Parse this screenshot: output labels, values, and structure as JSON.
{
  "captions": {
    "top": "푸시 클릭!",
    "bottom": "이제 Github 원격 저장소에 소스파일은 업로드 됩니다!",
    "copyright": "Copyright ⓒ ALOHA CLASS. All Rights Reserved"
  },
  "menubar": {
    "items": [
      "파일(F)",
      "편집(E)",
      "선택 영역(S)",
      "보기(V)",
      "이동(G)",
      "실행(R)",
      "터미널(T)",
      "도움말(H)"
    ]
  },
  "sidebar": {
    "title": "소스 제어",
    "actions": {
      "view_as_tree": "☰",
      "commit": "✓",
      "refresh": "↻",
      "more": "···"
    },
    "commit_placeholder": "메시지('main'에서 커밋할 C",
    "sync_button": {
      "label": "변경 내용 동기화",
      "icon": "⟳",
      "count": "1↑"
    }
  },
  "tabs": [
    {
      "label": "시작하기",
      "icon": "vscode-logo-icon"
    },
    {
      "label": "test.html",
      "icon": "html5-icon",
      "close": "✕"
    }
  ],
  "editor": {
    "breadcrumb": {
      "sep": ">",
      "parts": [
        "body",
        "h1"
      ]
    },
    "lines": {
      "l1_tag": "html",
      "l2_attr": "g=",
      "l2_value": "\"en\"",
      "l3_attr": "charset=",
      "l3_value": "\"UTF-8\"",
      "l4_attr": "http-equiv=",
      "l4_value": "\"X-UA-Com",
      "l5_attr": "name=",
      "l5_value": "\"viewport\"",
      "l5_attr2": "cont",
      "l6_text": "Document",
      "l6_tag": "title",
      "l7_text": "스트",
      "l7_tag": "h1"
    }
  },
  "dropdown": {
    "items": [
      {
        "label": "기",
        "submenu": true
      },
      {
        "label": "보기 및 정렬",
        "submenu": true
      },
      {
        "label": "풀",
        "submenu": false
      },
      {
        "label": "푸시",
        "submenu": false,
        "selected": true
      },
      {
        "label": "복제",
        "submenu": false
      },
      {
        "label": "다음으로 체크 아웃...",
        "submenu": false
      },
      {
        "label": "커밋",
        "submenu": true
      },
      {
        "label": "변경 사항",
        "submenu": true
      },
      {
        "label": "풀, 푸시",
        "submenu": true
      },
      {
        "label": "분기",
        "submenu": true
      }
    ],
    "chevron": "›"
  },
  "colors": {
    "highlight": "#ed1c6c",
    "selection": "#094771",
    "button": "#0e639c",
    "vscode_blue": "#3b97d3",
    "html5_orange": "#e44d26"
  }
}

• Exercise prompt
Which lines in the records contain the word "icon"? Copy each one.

• Reply to the exercise
      "icon": "⟳",
      "icon": "vscode-logo-icon"
      "icon": "html5-icon",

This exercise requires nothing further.